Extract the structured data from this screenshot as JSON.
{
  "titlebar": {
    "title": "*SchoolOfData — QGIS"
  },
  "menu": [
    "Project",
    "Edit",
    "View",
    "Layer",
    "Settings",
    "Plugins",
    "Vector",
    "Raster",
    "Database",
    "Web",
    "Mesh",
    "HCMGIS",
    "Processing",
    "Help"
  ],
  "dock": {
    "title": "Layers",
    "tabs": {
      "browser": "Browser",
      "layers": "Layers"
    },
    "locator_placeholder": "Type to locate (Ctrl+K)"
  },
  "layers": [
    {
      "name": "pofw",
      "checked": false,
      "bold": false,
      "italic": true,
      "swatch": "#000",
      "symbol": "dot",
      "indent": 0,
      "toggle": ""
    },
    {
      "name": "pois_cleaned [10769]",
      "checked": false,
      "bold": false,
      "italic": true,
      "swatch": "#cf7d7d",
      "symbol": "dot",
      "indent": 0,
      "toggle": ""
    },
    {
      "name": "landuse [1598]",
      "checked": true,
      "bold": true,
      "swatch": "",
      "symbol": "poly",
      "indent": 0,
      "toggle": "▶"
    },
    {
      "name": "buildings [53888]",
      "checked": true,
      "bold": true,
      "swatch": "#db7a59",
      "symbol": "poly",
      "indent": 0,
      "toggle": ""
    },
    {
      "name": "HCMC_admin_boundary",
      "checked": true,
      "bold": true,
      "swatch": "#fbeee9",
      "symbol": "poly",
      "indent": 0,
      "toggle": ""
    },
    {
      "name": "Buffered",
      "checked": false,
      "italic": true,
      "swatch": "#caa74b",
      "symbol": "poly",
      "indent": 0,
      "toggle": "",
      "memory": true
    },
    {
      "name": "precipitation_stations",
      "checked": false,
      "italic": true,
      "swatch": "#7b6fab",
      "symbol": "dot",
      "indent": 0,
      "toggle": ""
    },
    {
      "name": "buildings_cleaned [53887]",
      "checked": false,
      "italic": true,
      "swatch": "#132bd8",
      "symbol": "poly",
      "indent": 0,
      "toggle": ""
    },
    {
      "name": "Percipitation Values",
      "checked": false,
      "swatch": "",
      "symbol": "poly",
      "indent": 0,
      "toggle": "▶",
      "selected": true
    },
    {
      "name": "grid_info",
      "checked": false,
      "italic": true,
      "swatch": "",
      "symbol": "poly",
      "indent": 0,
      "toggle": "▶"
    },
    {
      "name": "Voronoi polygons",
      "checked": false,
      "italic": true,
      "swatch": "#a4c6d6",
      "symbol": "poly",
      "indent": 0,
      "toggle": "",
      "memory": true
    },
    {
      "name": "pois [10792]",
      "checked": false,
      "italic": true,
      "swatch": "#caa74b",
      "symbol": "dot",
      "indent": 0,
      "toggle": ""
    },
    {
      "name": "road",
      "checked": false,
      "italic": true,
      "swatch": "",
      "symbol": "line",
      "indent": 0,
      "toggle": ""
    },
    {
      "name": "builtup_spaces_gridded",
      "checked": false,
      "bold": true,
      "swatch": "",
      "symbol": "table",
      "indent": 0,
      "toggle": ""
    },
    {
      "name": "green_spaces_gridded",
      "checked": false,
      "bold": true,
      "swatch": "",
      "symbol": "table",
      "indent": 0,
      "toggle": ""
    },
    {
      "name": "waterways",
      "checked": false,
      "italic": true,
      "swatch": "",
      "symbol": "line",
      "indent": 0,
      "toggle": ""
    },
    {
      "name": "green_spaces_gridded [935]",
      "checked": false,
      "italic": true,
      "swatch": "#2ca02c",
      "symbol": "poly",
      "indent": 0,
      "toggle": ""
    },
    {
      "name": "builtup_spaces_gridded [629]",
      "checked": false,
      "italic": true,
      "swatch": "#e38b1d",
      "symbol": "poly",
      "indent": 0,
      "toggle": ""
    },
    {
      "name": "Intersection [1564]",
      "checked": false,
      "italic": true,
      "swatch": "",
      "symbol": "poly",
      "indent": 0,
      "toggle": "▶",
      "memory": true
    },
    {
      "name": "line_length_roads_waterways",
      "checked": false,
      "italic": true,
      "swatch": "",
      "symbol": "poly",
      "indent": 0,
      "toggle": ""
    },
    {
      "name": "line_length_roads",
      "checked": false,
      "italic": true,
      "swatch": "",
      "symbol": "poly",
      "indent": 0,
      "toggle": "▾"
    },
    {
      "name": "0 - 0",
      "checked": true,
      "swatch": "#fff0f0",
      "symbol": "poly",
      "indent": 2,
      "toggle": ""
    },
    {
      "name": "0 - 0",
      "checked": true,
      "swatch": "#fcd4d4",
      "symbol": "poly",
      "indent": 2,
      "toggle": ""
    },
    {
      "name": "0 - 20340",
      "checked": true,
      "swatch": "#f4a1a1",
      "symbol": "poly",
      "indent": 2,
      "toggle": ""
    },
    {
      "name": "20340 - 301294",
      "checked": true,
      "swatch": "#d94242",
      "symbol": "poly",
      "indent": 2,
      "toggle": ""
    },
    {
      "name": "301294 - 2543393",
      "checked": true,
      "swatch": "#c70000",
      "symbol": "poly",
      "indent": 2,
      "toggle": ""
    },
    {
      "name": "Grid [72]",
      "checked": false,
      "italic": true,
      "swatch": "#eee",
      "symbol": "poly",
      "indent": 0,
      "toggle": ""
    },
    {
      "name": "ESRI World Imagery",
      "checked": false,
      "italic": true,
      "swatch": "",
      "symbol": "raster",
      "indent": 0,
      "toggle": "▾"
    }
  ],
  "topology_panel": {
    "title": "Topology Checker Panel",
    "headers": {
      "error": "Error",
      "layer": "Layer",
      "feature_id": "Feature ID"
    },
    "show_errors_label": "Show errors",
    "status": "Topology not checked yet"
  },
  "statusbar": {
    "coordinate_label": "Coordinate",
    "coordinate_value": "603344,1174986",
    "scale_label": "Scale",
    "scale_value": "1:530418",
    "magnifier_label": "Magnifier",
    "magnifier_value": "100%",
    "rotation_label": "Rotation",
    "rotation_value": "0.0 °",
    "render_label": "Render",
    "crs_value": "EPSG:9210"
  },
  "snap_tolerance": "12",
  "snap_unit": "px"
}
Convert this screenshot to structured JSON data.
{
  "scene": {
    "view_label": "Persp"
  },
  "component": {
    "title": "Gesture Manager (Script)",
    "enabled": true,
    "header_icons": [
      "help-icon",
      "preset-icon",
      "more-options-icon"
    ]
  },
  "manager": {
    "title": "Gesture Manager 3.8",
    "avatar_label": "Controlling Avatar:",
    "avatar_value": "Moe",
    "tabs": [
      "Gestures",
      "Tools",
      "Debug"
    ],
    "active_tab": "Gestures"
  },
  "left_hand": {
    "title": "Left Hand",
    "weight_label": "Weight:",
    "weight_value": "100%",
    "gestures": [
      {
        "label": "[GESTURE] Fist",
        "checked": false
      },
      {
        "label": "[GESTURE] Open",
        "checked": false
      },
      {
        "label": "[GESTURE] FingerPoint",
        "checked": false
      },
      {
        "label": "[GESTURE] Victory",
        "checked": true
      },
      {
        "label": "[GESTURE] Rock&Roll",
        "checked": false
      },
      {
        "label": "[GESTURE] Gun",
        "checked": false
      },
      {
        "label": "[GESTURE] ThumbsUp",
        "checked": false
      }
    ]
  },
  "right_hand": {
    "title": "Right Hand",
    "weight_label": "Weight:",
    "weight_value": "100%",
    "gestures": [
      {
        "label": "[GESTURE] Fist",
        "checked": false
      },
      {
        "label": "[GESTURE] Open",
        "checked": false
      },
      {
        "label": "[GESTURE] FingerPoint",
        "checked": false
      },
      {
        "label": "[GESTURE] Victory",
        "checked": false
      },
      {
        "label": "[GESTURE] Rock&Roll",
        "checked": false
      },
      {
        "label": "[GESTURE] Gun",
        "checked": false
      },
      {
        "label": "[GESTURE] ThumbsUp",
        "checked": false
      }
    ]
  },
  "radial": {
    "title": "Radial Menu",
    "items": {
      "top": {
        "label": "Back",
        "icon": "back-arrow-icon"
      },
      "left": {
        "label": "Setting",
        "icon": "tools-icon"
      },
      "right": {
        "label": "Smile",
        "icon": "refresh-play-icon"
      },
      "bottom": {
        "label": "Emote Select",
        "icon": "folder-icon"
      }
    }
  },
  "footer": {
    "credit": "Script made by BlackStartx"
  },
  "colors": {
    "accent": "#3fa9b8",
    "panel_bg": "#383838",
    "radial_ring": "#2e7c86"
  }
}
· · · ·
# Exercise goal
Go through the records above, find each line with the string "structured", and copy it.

# Answer to the exercise
Extract the structured data from this screenshot as JSON.
Convert this screenshot to structured JSON data.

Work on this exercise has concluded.